Many of us have grown increasingly uncomfortable with this view of design. Designers who devote their efforts primarily to advertising, marketing and brand development are supporting, and implicitly endorsing, a mental environment so saturated with commercial messages that it is changing the very way citizen-consumers speak, think, feel, respond and interact…

There are pursuits more worthy of our problem-solving skills. Unprecedented environmental, social and cultural crises demand our attention…

Their message still hits home today, and is something we keep near to our hearts, heads, and hands at Stoëmp. We’re not perfect, and we love buying thoughtful, beautiful, functional products just as much as the next person. However we do seek to be as ecological, sustainable, and user-centered as possible in our approach, whether we’re working on branding for a new product packaging or leading the creative strategy for a new community center.

One of the most obvious ways design can have an impact in sustainable advertising is through printed matter. Olivier, our production manager, is there to advise clients on paper and format decisions in order to ensure that the production process generates as little waste as possible. 
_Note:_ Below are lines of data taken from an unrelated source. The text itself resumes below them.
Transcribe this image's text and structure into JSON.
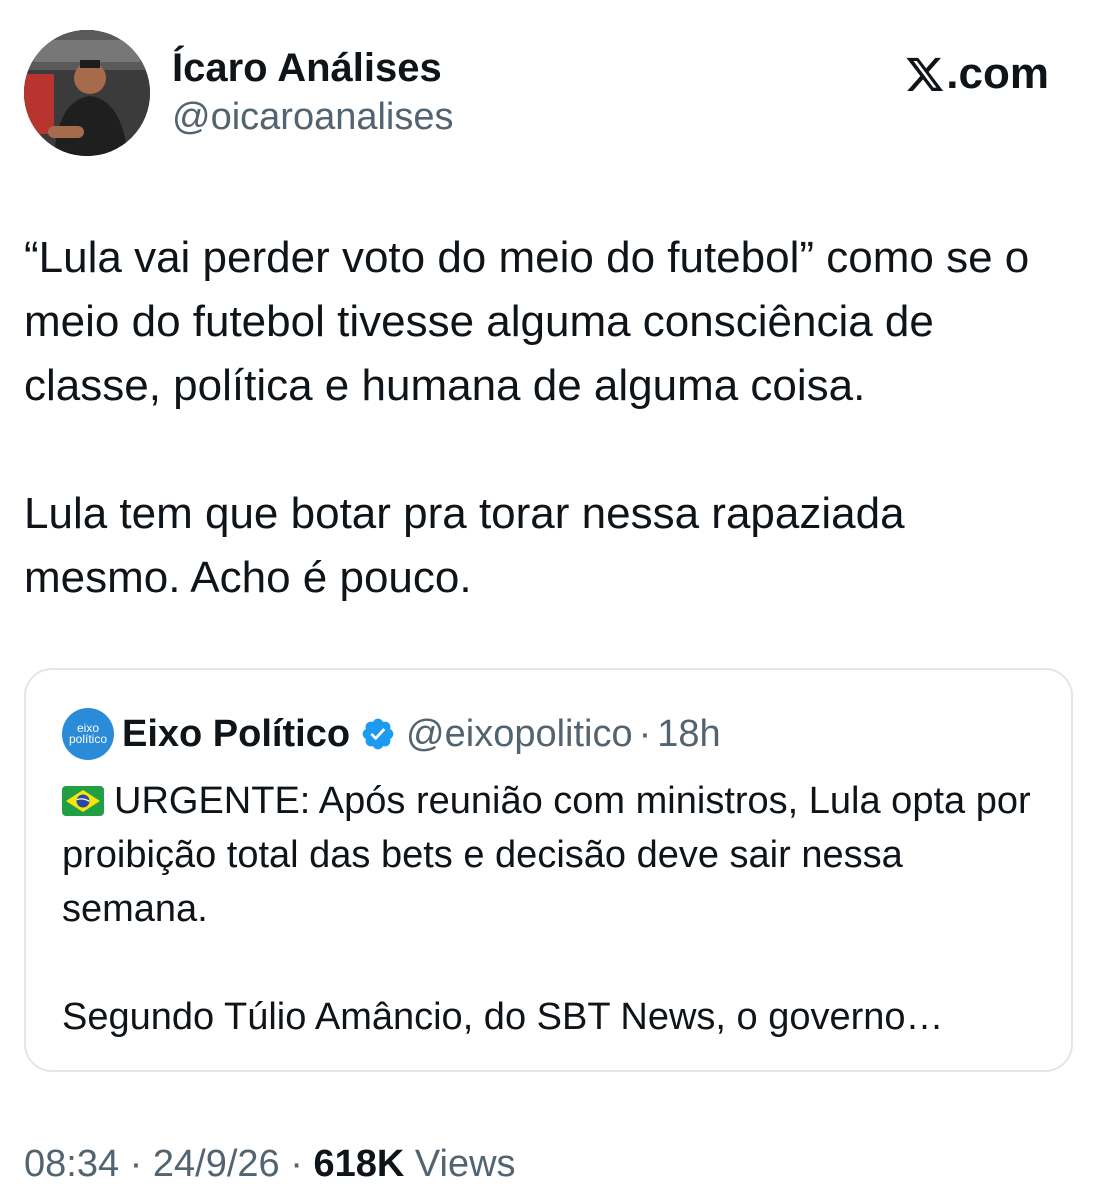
{
  "author": {
    "display_name": "Ícaro Análises",
    "handle": "@oicaroanalises",
    "avatar_icon": "profile-photo"
  },
  "brand": {
    "label": ".com",
    "logo_icon": "x-logo-icon"
  },
  "tweet": {
    "paragraphs": [
      "“Lula vai perder voto do meio do futebol” como se o meio do futebol tivesse alguma consciência de classe, política e humana de alguma coisa.",
      "Lula tem que botar pra torar nessa rapaziada mesmo. Acho é pouco."
    ]
  },
  "quote": {
    "avatar_text_line1": "eixo",
    "avatar_text_line2": "político",
    "display_name": "Eixo Político",
    "verified_icon": "verified-badge-icon",
    "handle": "@eixopolitico",
    "separator": "·",
    "time": "18h",
    "flag_icon": "brazil-flag-icon",
    "paragraphs": [
      "URGENTE: Após reunião com ministros, Lula opta por proibição total das bets e decisão deve sair nessa semana.",
      "Segundo Túlio Amâncio, do SBT News, o governo…"
    ]
  },
  "footer": {
    "time": "08:34",
    "separator": "·",
    "date": "24/9/26",
    "views_count": "618K",
    "views_label": "Views"
  },
  "colors": {
    "text_primary": "#0f1419",
    "text_secondary": "#536471",
    "border": "#e1e6ea",
    "verified_blue": "#1d9bf0",
    "quote_avatar": "#2a8bd9"
  }
}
This was the case with our client,, which is the Brussels Agency for Business Support. They work to help make Brussels an attractive place to start and grow your business. We called on the research of Sylvain Boyer, a French graphic designer who introduced the concept of ‘eco-branding’ in the 2010s. One of the conclusions of their research was that if McDonald’s simply used their logo in outline format, they could reduce their ink consumption by 34% – reducing their annual printing bill by ⅓ as well!

Encouraged by these findings, we designed a new logo completely in outline format, and two graphic systems for The new outline logo would be printed millions of times per year, saving tens of thousands of euros in printing costs. One graphic system, which would be used more for recurring communication (and thus having the most output) was based on white background designs and less image-focused. The second system was more for highly visible ‘recognition’ campaigns, which incorporate darker colors and large images. By having 2 graphic systems, our clients can be highly flexible and meet their sustainability initiatives simultaneously.